- Extracted information -
━━━

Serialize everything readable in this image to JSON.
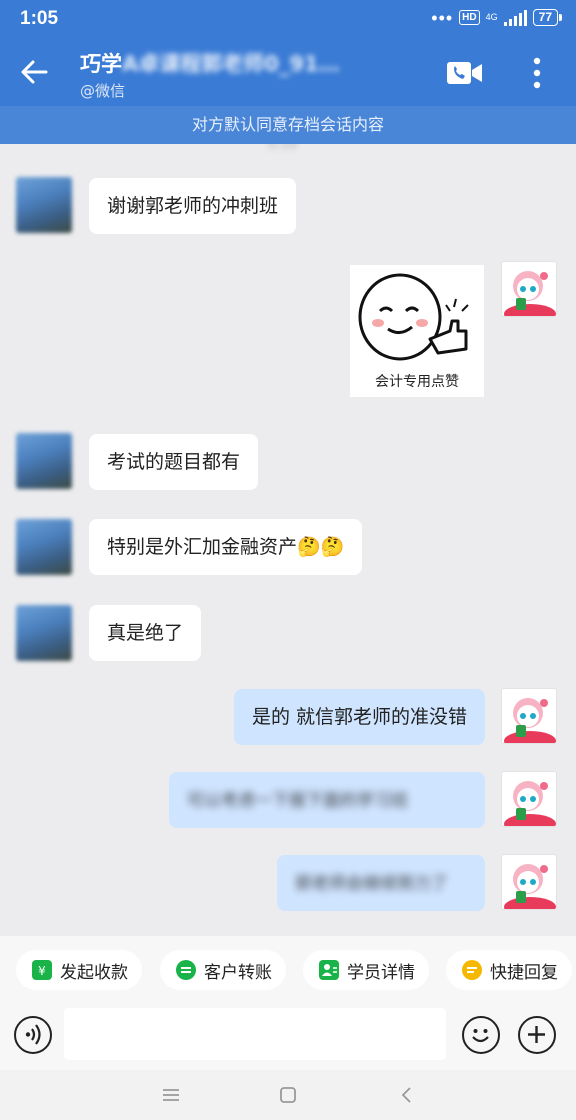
{
  "status": {
    "time": "1:05",
    "more_dots": "•••",
    "hd": "HD",
    "network": "4G",
    "battery": "77"
  },
  "header": {
    "title_visible": "巧学",
    "title_obscured": "A卓课程郭老师0_91…",
    "subtitle": "@微信"
  },
  "notice": "对方默认同意存档会话内容",
  "timestamp_fragment": "0:59",
  "messages": [
    {
      "side": "left",
      "text": "谢谢郭老师的冲刺班"
    },
    {
      "side": "right",
      "type": "sticker",
      "text": "会计专用点赞"
    },
    {
      "side": "left",
      "text": "考试的题目都有"
    },
    {
      "side": "left",
      "text": "特别是外汇加金融资产🤔🤔"
    },
    {
      "side": "left",
      "text": "真是绝了"
    },
    {
      "side": "right",
      "text": "是的  就信郭老师的准没错"
    },
    {
      "side": "right",
      "text": "可以考虑一下报下面的学习班",
      "obscured": true
    },
    {
      "side": "right",
      "text": "郭老师会继续努力了",
      "obscured": true
    }
  ],
  "quick_actions": [
    {
      "label": "发起收款",
      "color": "#19b34a",
      "icon": "yen-icon"
    },
    {
      "label": "客户转账",
      "color": "#19b34a",
      "icon": "transfer-icon"
    },
    {
      "label": "学员详情",
      "color": "#19b34a",
      "icon": "user-card-icon"
    },
    {
      "label": "快捷回复",
      "color": "#f5b800",
      "icon": "quick-reply-icon"
    }
  ],
  "input": {
    "placeholder": ""
  },
  "colors": {
    "accent": "#3a7bd5",
    "self_bubble": "#cfe4ff"
  }
}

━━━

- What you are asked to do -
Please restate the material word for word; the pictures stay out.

- Answer box -
Serialize everything readable in this image to JSON.
{
  "status": {
    "time": "1:05",
    "more_dots": "•••",
    "hd": "HD",
    "network": "4G",
    "battery": "77"
  },
  "header": {
    "title_visible": "巧学",
    "title_obscured": "A卓课程郭老师0_91…",
    "subtitle": "@微信"
  },
  "notice": "对方默认同意存档会话内容",
  "timestamp_fragment": "0:59",
  "messages": [
    {
      "side": "left",
      "text": "谢谢郭老师的冲刺班"
    },
    {
      "side": "right",
      "type": "sticker",
      "text": "会计专用点赞"
    },
    {
      "side": "left",
      "text": "考试的题目都有"
    },
    {
      "side": "left",
      "text": "特别是外汇加金融资产🤔🤔"
    },
    {
      "side": "left",
      "text": "真是绝了"
    },
    {
      "side": "right",
      "text": "是的  就信郭老师的准没错"
    },
    {
      "side": "right",
      "text": "可以考虑一下报下面的学习班",
      "obscured": true
    },
    {
      "side": "right",
      "text": "郭老师会继续努力了",
      "obscured": true
    }
  ],
  "quick_actions": [
    {
      "label": "发起收款",
      "color": "#19b34a",
      "icon": "yen-icon"
    },
    {
      "label": "客户转账",
      "color": "#19b34a",
      "icon": "transfer-icon"
    },
    {
      "label": "学员详情",
      "color": "#19b34a",
      "icon": "user-card-icon"
    },
    {
      "label": "快捷回复",
      "color": "#f5b800",
      "icon": "quick-reply-icon"
    }
  ],
  "input": {
    "placeholder": ""
  },
  "colors": {
    "accent": "#3a7bd5",
    "self_bubble": "#cfe4ff"
  }
}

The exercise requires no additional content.